EXERCISE DESCRIPTION:
How many lines in the records below contain the word "icon"? Answer with the number alone.

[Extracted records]

──────────────────────────────

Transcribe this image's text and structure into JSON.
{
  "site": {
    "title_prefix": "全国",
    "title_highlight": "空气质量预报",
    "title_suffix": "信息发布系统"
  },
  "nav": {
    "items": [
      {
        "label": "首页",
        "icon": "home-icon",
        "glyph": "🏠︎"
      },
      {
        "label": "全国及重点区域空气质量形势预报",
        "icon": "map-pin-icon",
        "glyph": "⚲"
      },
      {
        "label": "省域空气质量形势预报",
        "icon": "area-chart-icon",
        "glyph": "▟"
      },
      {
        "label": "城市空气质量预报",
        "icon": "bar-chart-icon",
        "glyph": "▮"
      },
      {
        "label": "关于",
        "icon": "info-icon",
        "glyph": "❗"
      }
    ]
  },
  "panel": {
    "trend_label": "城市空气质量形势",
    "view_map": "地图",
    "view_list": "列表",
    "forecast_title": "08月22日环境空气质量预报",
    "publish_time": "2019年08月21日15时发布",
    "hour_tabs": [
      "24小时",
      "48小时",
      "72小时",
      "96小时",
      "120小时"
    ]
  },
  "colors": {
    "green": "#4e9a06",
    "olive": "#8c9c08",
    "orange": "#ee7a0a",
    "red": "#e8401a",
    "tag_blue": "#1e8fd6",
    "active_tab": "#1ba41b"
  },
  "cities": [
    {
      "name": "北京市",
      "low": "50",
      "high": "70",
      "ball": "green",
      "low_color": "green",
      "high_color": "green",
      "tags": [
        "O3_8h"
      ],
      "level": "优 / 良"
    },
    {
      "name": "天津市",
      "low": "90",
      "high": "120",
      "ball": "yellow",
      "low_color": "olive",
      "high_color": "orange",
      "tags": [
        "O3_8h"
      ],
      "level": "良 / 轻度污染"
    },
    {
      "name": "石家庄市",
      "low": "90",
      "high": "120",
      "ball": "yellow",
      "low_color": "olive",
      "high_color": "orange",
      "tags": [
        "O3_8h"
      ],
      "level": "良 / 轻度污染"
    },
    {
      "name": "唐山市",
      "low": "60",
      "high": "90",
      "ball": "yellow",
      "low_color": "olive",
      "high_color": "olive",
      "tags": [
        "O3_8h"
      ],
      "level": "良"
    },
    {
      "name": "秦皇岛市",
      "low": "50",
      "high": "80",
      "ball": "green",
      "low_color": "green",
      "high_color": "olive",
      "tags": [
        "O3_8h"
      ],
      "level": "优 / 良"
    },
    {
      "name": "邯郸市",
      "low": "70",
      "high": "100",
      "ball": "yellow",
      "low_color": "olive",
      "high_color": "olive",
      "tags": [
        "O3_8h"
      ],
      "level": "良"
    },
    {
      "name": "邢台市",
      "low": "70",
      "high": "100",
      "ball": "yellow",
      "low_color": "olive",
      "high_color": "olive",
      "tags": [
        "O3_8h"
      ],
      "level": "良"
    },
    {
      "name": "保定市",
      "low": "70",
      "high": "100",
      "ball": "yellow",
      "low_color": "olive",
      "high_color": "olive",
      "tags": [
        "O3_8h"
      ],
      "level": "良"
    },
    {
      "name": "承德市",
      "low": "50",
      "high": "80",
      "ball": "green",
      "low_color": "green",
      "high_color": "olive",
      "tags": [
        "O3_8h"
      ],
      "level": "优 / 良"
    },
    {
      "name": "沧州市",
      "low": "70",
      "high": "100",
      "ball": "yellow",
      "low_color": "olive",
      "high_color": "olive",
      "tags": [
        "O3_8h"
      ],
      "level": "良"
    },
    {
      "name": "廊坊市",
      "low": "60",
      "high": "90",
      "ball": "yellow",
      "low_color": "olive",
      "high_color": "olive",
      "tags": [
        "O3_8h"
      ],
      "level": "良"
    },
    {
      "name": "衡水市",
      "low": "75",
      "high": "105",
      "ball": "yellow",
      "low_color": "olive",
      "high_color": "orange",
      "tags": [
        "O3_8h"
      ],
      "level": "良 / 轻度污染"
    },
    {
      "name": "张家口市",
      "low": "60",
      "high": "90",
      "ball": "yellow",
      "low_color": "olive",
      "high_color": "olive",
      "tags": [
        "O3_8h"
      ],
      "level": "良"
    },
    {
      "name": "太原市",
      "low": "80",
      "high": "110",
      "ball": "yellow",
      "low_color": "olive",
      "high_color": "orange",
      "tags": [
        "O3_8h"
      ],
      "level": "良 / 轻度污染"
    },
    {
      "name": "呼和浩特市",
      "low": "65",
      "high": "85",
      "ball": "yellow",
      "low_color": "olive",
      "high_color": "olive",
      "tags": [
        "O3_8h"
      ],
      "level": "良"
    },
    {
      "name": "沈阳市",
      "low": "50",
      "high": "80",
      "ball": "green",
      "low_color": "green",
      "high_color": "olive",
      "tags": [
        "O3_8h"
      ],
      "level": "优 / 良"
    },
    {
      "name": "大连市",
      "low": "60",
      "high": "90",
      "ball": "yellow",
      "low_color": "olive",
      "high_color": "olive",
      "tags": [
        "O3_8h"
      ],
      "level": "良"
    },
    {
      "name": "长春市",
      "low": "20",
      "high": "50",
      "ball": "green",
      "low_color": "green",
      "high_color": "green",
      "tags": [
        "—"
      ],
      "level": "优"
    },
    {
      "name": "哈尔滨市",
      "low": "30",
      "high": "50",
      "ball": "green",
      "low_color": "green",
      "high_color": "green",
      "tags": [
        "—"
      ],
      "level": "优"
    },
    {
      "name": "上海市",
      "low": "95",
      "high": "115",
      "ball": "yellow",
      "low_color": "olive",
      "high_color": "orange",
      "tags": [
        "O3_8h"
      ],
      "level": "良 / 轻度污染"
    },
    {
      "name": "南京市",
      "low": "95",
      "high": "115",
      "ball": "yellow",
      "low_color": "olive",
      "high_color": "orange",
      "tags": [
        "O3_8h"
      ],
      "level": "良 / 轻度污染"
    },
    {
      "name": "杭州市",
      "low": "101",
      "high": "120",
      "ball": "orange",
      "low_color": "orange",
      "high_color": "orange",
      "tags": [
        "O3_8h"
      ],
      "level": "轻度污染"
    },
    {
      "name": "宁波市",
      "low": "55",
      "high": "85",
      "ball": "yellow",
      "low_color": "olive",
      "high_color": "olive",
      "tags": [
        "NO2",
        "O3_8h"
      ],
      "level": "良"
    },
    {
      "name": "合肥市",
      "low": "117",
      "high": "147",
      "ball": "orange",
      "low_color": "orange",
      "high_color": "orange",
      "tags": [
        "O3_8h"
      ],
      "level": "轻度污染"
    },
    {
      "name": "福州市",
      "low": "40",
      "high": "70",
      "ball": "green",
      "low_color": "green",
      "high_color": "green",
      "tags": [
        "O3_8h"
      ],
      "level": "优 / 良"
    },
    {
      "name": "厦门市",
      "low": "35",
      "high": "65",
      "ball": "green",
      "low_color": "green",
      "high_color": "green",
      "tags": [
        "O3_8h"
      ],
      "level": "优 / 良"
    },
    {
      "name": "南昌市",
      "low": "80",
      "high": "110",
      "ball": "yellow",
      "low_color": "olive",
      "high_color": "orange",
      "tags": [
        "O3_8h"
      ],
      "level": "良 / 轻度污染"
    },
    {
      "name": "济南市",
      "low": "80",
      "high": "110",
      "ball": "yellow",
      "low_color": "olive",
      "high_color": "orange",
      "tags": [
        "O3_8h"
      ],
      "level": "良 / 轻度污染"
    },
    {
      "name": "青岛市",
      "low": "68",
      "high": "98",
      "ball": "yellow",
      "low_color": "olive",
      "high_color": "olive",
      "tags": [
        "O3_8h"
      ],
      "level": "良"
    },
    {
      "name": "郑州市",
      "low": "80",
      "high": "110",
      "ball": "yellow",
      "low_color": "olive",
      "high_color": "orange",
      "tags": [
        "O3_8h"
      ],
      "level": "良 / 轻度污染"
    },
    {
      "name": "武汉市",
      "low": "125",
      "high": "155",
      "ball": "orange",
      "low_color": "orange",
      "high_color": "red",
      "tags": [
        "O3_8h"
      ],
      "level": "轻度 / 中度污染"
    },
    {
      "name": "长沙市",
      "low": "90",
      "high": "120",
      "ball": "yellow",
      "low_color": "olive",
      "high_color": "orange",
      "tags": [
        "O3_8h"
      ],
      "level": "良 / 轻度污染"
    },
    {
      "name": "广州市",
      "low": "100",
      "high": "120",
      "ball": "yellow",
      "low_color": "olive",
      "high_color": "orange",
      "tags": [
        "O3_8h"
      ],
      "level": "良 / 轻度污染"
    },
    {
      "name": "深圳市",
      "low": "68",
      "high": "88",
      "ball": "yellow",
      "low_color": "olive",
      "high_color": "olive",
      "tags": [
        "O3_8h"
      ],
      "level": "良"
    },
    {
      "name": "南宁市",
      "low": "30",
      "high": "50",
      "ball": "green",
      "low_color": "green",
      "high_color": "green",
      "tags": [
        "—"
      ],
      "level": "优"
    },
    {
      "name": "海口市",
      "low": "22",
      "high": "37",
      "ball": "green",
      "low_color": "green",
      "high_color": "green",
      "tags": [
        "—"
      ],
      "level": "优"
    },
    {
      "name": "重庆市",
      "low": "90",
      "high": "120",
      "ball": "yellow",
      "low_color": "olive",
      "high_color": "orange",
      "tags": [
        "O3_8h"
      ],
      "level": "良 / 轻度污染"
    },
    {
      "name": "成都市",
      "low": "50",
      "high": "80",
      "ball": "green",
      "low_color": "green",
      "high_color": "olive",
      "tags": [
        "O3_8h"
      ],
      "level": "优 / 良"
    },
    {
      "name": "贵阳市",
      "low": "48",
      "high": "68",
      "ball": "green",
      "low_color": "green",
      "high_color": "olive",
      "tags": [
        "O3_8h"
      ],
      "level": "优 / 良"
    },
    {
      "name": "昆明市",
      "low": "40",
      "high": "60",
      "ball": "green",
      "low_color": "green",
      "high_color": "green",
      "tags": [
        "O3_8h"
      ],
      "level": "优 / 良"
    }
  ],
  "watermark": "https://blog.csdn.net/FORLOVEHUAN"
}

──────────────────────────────

REPLY TO THE EXERCISE:
5